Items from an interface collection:
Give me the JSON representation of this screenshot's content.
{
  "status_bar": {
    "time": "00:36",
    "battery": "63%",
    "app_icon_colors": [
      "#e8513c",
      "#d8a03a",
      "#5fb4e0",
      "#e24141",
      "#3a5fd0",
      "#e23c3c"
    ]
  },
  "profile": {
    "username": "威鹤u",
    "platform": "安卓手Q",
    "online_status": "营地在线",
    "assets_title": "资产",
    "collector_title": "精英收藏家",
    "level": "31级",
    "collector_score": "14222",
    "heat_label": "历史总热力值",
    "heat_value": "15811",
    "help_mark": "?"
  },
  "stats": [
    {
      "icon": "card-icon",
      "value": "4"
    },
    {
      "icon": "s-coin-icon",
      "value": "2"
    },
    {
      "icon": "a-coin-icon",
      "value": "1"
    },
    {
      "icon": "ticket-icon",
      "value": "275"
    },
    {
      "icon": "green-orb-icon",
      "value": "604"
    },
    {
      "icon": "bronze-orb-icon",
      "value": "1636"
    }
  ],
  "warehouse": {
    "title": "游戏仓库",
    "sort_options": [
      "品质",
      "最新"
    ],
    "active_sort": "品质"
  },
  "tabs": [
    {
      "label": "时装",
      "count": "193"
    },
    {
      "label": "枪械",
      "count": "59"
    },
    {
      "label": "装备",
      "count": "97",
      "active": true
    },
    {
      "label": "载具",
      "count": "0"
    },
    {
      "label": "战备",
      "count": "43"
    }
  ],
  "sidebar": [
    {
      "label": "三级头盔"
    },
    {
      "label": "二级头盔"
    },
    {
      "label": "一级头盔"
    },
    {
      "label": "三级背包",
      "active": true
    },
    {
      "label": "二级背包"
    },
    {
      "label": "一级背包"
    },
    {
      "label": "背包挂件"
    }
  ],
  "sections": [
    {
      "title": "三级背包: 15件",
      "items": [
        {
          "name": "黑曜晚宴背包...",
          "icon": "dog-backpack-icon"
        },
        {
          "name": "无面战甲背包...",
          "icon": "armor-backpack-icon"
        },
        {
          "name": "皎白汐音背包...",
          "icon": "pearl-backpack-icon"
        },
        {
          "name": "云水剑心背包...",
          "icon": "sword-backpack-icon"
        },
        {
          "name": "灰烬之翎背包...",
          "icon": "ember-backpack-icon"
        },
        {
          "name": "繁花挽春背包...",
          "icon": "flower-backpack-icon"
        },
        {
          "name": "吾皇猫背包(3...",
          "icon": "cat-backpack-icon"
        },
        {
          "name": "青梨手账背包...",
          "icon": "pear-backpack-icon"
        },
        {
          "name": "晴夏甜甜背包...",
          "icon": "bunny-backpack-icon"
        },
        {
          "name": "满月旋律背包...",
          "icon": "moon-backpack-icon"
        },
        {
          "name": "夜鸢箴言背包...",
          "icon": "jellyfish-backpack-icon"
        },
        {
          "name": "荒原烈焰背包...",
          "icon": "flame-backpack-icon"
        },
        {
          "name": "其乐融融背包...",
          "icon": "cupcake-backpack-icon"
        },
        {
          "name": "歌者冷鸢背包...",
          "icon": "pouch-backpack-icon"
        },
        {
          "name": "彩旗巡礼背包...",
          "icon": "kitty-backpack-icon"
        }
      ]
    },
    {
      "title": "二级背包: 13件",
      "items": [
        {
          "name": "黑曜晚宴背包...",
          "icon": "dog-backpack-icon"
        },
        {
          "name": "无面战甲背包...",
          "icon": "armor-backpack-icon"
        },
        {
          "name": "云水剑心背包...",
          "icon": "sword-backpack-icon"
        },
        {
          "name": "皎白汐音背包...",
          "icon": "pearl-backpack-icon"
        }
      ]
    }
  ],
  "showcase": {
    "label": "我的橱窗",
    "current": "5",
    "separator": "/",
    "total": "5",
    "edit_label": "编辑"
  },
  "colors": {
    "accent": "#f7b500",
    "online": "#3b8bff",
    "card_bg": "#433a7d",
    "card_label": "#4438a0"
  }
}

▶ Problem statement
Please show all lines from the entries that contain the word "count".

▶ Result of this task
      "count": "193"
      "count": "59"
      "count": "97",
      "count": "0"
      "count": "43"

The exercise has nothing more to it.